WORK TO BE COMPLETED
Each record below should appear again exactly as written.

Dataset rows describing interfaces

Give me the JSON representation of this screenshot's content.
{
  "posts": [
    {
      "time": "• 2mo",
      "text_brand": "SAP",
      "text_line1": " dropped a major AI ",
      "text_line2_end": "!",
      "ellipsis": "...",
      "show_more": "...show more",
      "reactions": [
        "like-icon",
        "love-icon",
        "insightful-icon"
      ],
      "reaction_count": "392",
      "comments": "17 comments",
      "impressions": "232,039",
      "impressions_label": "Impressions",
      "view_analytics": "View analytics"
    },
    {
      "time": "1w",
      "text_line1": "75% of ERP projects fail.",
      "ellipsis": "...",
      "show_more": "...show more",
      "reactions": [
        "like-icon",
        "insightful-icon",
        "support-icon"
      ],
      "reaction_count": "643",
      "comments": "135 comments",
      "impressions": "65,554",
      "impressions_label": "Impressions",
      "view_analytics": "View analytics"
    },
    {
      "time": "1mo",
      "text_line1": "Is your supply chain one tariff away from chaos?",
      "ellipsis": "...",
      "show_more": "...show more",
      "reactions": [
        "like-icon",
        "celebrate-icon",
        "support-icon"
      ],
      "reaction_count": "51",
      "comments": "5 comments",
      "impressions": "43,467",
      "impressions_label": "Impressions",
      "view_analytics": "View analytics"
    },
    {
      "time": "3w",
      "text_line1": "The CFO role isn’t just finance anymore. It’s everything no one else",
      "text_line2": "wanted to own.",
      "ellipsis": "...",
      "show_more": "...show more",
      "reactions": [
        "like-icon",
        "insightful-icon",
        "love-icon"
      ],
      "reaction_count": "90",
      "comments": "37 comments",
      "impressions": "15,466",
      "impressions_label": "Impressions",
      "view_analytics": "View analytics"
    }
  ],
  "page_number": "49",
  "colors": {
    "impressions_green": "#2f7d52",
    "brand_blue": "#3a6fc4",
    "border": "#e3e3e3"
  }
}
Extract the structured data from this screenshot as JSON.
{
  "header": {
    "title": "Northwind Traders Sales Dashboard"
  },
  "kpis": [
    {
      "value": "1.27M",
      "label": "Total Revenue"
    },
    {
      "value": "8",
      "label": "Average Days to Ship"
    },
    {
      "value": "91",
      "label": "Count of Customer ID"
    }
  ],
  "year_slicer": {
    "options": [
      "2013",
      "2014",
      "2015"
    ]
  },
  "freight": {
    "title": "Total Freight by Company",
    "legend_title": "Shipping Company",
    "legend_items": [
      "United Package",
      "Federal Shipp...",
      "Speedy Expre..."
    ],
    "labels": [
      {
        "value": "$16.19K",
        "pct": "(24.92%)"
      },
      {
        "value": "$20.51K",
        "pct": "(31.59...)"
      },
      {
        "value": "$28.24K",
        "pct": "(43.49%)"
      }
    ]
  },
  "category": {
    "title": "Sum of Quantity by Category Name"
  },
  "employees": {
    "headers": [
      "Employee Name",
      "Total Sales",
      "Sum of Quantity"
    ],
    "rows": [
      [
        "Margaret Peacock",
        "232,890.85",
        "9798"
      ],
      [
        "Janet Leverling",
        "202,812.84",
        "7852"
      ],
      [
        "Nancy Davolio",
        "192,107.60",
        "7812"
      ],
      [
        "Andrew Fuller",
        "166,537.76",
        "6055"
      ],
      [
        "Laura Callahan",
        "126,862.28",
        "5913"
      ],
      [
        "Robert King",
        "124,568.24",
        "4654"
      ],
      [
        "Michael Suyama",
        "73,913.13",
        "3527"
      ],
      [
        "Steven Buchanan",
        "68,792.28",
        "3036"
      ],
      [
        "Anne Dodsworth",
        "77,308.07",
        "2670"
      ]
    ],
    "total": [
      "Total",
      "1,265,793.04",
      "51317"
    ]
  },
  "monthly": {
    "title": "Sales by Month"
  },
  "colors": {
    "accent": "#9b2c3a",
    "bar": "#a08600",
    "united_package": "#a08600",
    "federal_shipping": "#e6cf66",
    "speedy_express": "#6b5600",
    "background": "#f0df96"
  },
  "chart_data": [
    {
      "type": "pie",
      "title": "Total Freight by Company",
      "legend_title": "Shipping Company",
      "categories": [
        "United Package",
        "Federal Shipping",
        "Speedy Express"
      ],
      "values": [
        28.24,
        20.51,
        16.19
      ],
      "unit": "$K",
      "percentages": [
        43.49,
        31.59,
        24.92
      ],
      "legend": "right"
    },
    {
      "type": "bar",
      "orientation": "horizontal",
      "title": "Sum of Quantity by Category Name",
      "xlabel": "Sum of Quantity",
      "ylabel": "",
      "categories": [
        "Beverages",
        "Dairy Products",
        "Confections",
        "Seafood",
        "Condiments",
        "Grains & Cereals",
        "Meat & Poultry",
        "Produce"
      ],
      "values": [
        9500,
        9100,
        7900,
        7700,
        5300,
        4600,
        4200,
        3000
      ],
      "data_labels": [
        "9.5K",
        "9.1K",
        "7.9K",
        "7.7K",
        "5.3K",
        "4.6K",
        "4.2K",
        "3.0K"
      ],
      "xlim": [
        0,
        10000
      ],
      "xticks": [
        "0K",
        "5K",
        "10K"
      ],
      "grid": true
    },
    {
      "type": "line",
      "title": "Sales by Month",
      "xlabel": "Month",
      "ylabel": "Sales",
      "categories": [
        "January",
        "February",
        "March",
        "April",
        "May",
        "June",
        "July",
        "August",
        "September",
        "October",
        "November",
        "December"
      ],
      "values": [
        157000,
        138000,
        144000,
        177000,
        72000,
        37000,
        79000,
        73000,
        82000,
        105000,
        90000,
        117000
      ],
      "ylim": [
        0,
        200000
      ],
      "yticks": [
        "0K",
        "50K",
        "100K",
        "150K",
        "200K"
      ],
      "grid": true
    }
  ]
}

SOLUTION TO THIS TASK
Give me the JSON representation of this screenshot's content.
{
  "posts": [
    {
      "time": "• 2mo",
      "text_brand": "SAP",
      "text_line1": " dropped a major AI ",
      "text_line2_end": "!",
      "ellipsis": "...",
      "show_more": "...show more",
      "reactions": [
        "like-icon",
        "love-icon",
        "insightful-icon"
      ],
      "reaction_count": "392",
      "comments": "17 comments",
      "impressions": "232,039",
      "impressions_label": "Impressions",
      "view_analytics": "View analytics"
    },
    {
      "time": "1w",
      "text_line1": "75% of ERP projects fail.",
      "ellipsis": "...",
      "show_more": "...show more",
      "reactions": [
        "like-icon",
        "insightful-icon",
        "support-icon"
      ],
      "reaction_count": "643",
      "comments": "135 comments",
      "impressions": "65,554",
      "impressions_label": "Impressions",
      "view_analytics": "View analytics"
    },
    {
      "time": "1mo",
      "text_line1": "Is your supply chain one tariff away from chaos?",
      "ellipsis": "...",
      "show_more": "...show more",
      "reactions": [
        "like-icon",
        "celebrate-icon",
        "support-icon"
      ],
      "reaction_count": "51",
      "comments": "5 comments",
      "impressions": "43,467",
      "impressions_label": "Impressions",
      "view_analytics": "View analytics"
    },
    {
      "time": "3w",
      "text_line1": "The CFO role isn’t just finance anymore. It’s everything no one else",
      "text_line2": "wanted to own.",
      "ellipsis": "...",
      "show_more": "...show more",
      "reactions": [
        "like-icon",
        "insightful-icon",
        "love-icon"
      ],
      "reaction_count": "90",
      "comments": "37 comments",
      "impressions": "15,466",
      "impressions_label": "Impressions",
      "view_analytics": "View analytics"
    }
  ],
  "page_number": "49",
  "colors": {
    "impressions_green": "#2f7d52",
    "brand_blue": "#3a6fc4",
    "border": "#e3e3e3"
  }
}
Extract the structured data from this screenshot as JSON.
{
  "header": {
    "title": "Northwind Traders Sales Dashboard"
  },
  "kpis": [
    {
      "value": "1.27M",
      "label": "Total Revenue"
    },
    {
      "value": "8",
      "label": "Average Days to Ship"
    },
    {
      "value": "91",
      "label": "Count of Customer ID"
    }
  ],
  "year_slicer": {
    "options": [
      "2013",
      "2014",
      "2015"
    ]
  },
  "freight": {
    "title": "Total Freight by Company",
    "legend_title": "Shipping Company",
    "legend_items": [
      "United Package",
      "Federal Shipp...",
      "Speedy Expre..."
    ],
    "labels": [
      {
        "value": "$16.19K",
        "pct": "(24.92%)"
      },
      {
        "value": "$20.51K",
        "pct": "(31.59...)"
      },
      {
        "value": "$28.24K",
        "pct": "(43.49%)"
      }
    ]
  },
  "category": {
    "title": "Sum of Quantity by Category Name"
  },
  "employees": {
    "headers": [
      "Employee Name",
      "Total Sales",
      "Sum of Quantity"
    ],
    "rows": [
      [
        "Margaret Peacock",
        "232,890.85",
        "9798"
      ],
      [
        "Janet Leverling",
        "202,812.84",
        "7852"
      ],
      [
        "Nancy Davolio",
        "192,107.60",
        "7812"
      ],
      [
        "Andrew Fuller",
        "166,537.76",
        "6055"
      ],
      [
        "Laura Callahan",
        "126,862.28",
        "5913"
      ],
      [
        "Robert King",
        "124,568.24",
        "4654"
      ],
      [
        "Michael Suyama",
        "73,913.13",
        "3527"
      ],
      [
        "Steven Buchanan",
        "68,792.28",
        "3036"
      ],
      [
        "Anne Dodsworth",
        "77,308.07",
        "2670"
      ]
    ],
    "total": [
      "Total",
      "1,265,793.04",
      "51317"
    ]
  },
  "monthly": {
    "title": "Sales by Month"
  },
  "colors": {
    "accent": "#9b2c3a",
    "bar": "#a08600",
    "united_package": "#a08600",
    "federal_shipping": "#e6cf66",
    "speedy_express": "#6b5600",
    "background": "#f0df96"
  },
  "chart_data": [
    {
      "type": "pie",
      "title": "Total Freight by Company",
      "legend_title": "Shipping Company",
      "categories": [
        "United Package",
        "Federal Shipping",
        "Speedy Express"
      ],
      "values": [
        28.24,
        20.51,
        16.19
      ],
      "unit": "$K",
      "percentages": [
        43.49,
        31.59,
        24.92
      ],
      "legend": "right"
    },
    {
      "type": "bar",
      "orientation": "horizontal",
      "title": "Sum of Quantity by Category Name",
      "xlabel": "Sum of Quantity",
      "ylabel": "",
      "categories": [
        "Beverages",
        "Dairy Products",
        "Confections",
        "Seafood",
        "Condiments",
        "Grains & Cereals",
        "Meat & Poultry",
        "Produce"
      ],
      "values": [
        9500,
        9100,
        7900,
        7700,
        5300,
        4600,
        4200,
        3000
      ],
      "data_labels": [
        "9.5K",
        "9.1K",
        "7.9K",
        "7.7K",
        "5.3K",
        "4.6K",
        "4.2K",
        "3.0K"
      ],
      "xlim": [
        0,
        10000
      ],
      "xticks": [
        "0K",
        "5K",
        "10K"
      ],
      "grid": true
    },
    {
      "type": "line",
      "title": "Sales by Month",
      "xlabel": "Month",
      "ylabel": "Sales",
      "categories": [
        "January",
        "February",
        "March",
        "April",
        "May",
        "June",
        "July",
        "August",
        "September",
        "October",
        "November",
        "December"
      ],
      "values": [
        157000,
        138000,
        144000,
        177000,
        72000,
        37000,
        79000,
        73000,
        82000,
        105000,
        90000,
        117000
      ],
      "ylim": [
        0,
        200000
      ],
      "yticks": [
        "0K",
        "50K",
        "100K",
        "150K",
        "200K"
      ],
      "grid": true
    }
  ]
}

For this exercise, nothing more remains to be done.